– M S
Commented Jun 14, 2023 at 21:26
• @MS I'm not very sure. The Theorem of Equipartition of Energy only deals with particles' translational degrees of freedom. It could be that the extra energy is locked up in rotational and vibrational degrees of freedom, which TEE doesn't address (the formula you found is used to calculate chemical heat energy; Thermal energy is usually associated with kinetic temperature).
– BMF
Commented Jun 14, 2023 at 22:35
• There is also energy associated with intermolecular attractive forces that aren't being accounted for. I don't see anything wrong with either approach (yours or mine), as much energy goes out as what goes in, but the discrepancy is pretty large...
– BMF
Commented Jun 14, 2023 at 22:35
• Yeah, if I had to guess (which I am because this subject isn't my strongest), specific heat capacities are empirical figures found through experiments and automatically take into account the intermolecular bond potentials. Equipartition deals only with the kinetic motion of particles.
– BMF
Commented Jun 14, 2023 at 22:43

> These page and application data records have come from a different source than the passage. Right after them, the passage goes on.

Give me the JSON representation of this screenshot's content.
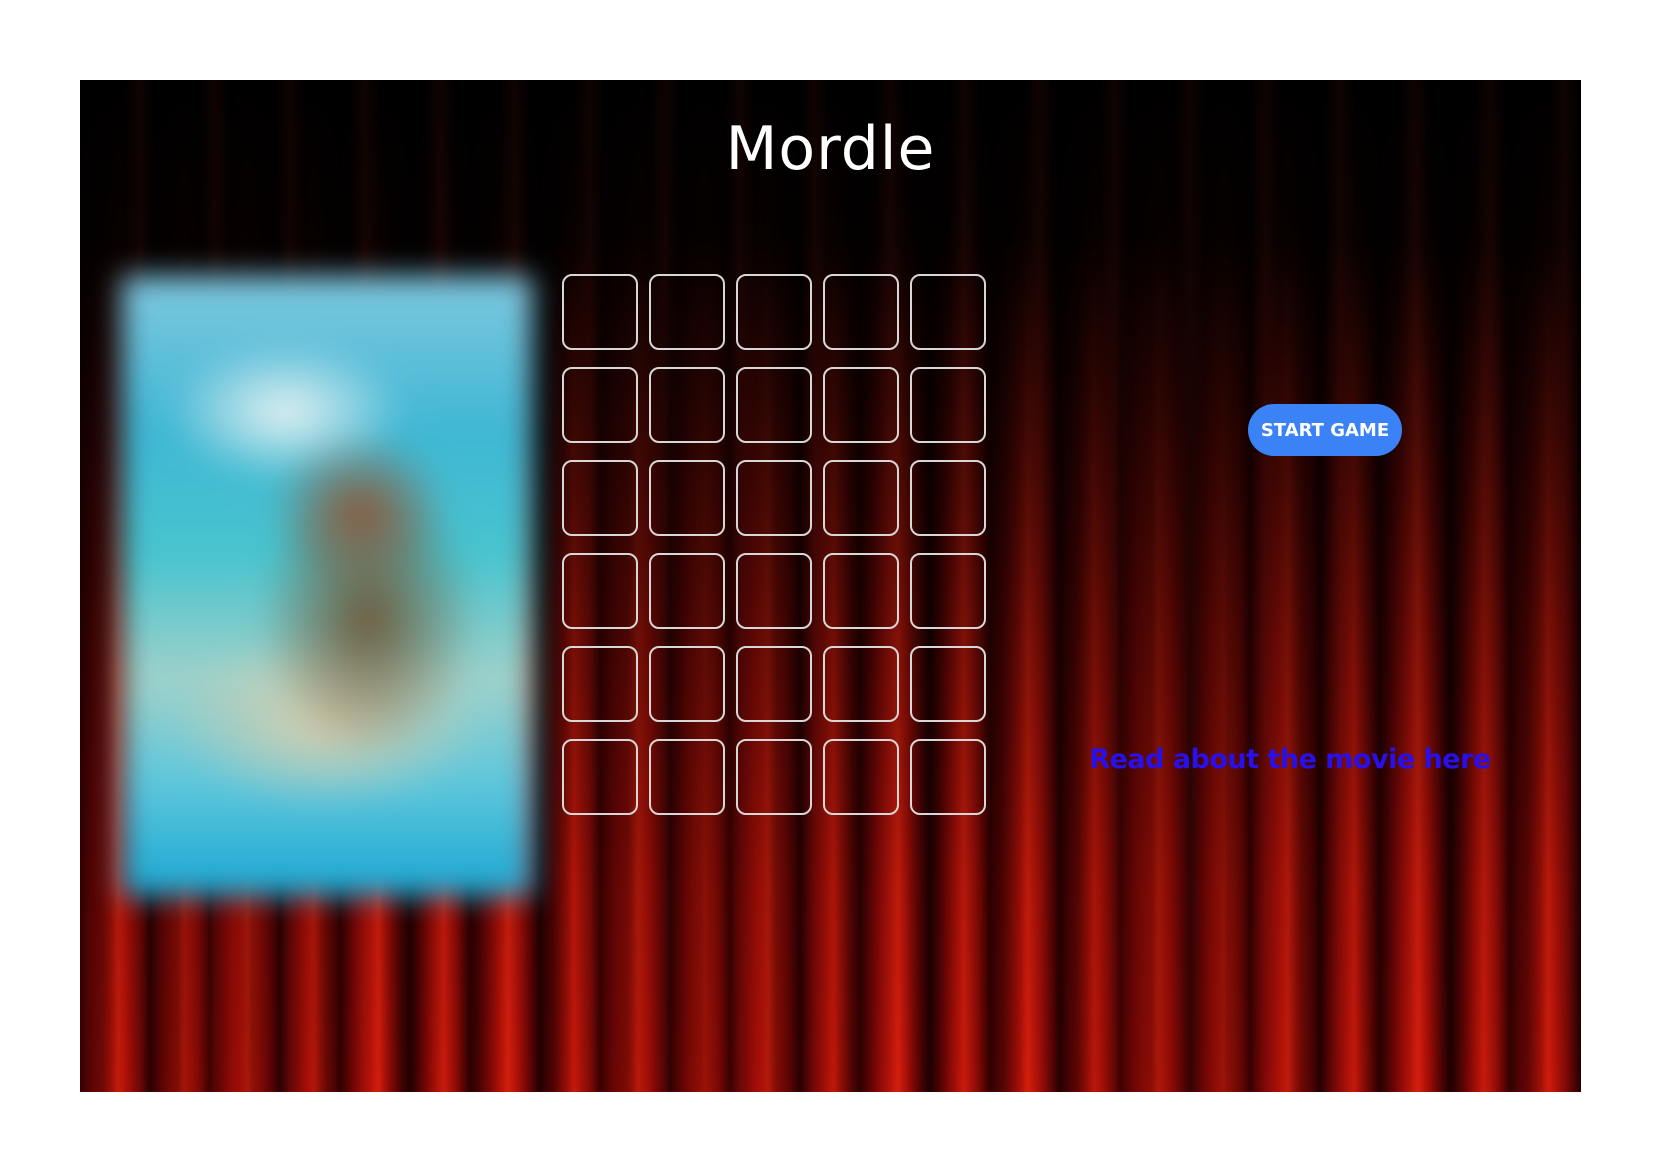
{
  "app": {
    "title": "Mordle"
  },
  "poster": {
    "state": "blurred",
    "icon": "movie-poster-image",
    "colors": {
      "sky": "#7fc8e0",
      "sea": "#1aa7d3"
    }
  },
  "board": {
    "rows": 6,
    "columns": 5,
    "tiles": [
      [
        "",
        "",
        "",
        "",
        ""
      ],
      [
        "",
        "",
        "",
        "",
        ""
      ],
      [
        "",
        "",
        "",
        "",
        ""
      ],
      [
        "",
        "",
        "",
        "",
        ""
      ],
      [
        "",
        "",
        "",
        "",
        ""
      ],
      [
        "",
        "",
        "",
        "",
        ""
      ]
    ],
    "tile_border_color": "#d7d7d7"
  },
  "controls": {
    "start_label": "START GAME",
    "start_color": "#3b82f6"
  },
  "links": {
    "movie_label": "Read about the movie here",
    "movie_color": "#2a10e8"
  },
  "theme": {
    "background": "red-curtain",
    "curtain_color": "#c01208"
  }
}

If you want "hard-science" then you need to know that it is physically impossible to do what you suggest. The second law of thermodynamics absolutely does not allow it.

The maximum efficiency that heat can be converted to work depends on having a cold reservoir into which to dump the heat. This efficiency is given by the following formula.

Efficiency = $$1 - T_c/T_h$$

That is, it is 1 minus the ratio of the cold to the hot temperatures. These are expressed in degrees above absolute zero.

Room temperature is round-about 300 K. (That's a quite warm room at 27C.) If you had some object that was, for example, boiling water, that's 373K. You get an efficiency of 1 - 300/373, or about 19%. That 19% applies only while the hot thing is at boiling temperature. As it cools towards room temperature, the efficiency gets worse and worse. So at 50C it is only 7% or so.

If you had some nearby handy extremely cold reservoir, you could possibly dump heat into that. So, for example, if your superguy had a huge dewar of liquid nitrogen. That's about 77 K. Then at the start you could get up to abut 74% efficiency. As the temperature of the target fell, the efficiency of the process falls. Half way to liquid nitrogen temps it is below 40%.

These calculations assume perfect efficiency of whatever engine you might select. They will, of course, lose some of the theoretical efficiency to friction, etc.

So the result is, even if you were prepared to walk around with a huge cryogenic flask full of liquid nitrogen, you can't get more than a small fraction of the heat energy out as work.